West leads the ♥4 (fourth best). East wins the ace and returns the ♥3 to your queen and West’s king. West exits with the ♥2 to the 10 and jack. How do you continue?
After three rounds of hearts, West figures to be looking at two winning hearts, the ♠A and the ♣K. The question is this: Do you need a double club finesse to make this contract? The answer is a resounding no!
If West started with four or more clubs (or the king-jack of clubs with any length), West is about to be squeezed in three suits without the risk of playing a club to the 10. Just cash five rounds of diamonds reducing all hands to five cards:
What five cards can West save? If West discards a heart, you can safely lead a club to the queen and set up your ninth trick in spades. If West has hung on to both hearts and the ♠A, West has two clubs left, so lead a club to the queen and hope the clubs come in. The only way you can go down on this deal is if West started with K–x or K–x–x of clubs, but in those cases leading a club to the 10 wouldn’t have worked either.
On this layout, West is squeezed in three suits when you run the diamonds.
Don’t expect to win any bidding competitions with this sequence. Here you are in a sketchy 3NT with 6♣ being odds on. Play well! You are going to have to bring back this result to your teammates.
West leads the ♠5 (fourth best). East plays the ♠K. Plan the play.
Start by winning the ♠A. It is dangerous (read “insane”) to attack clubs before testing the red suits first as they might produce the eight additional tricks you want, eliminating the need to score even one club trick. Besides, leading a club early and finding East with the ♣A (who will gleefully return a spade) won’t be pretty at the table to say nothing of the postmortem.
Start by attacking diamonds. If the ♦J is doubleton, cross to the 10 on the third round. You’ll have four diamond tricks because you have a dummy entry in the form of the ♥K. If the ♦J is not doubleton, play a third diamond to dummy. If they break 3–3, cash a fourth diamond and discard a club. Had you played hearts first, you would not be able to take four diamond tricks if the jack was doubleton.
Next, test the hearts. If they break 3–3, and the diamonds have come in for four tricks, you have nine tricks. Dreamer. Chances are that at least one of the red suits is not going to come in for four tricks. If East has guards in both red suits, you must find the ♣A with West.
If one of the red suits has come in for four tricks, you are still short a trick. If West has a guard in one of the red suits, your next play should be based on which defender is sharper.

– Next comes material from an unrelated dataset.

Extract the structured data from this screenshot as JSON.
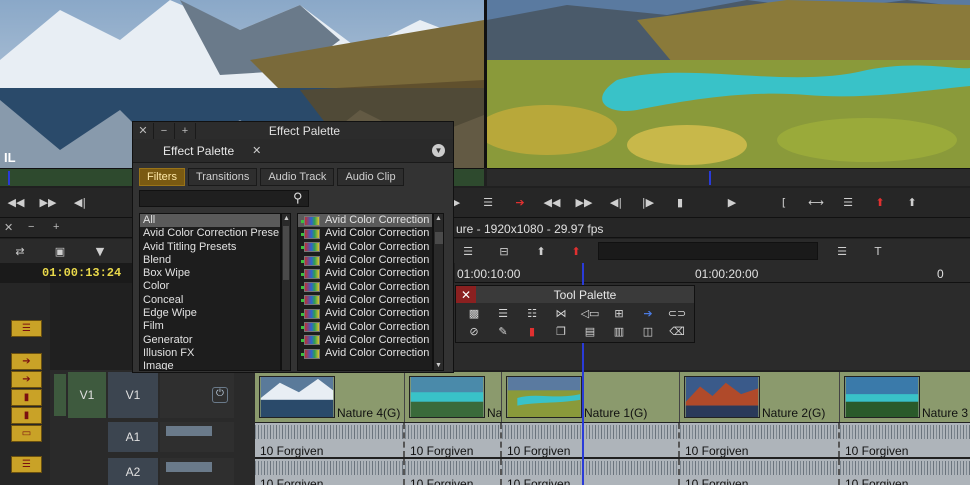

If you think West is the sharper defender, try to sneak the ♣J past East. If West has the ♣A, you are home free anyway, and East may err by ducking.
If, however, East is the sharper defender — someone who would never let you slip a club by holding the ace — throw West in with the red suit he has protected, discarding a club. If West has the ♣A, you are safe for nine tricks no matter what. If West doesn’t have the ♣A, he may err: Fearing a club shift, West may continue spades hoping partner has the jack, handing you the contract on a silver platter.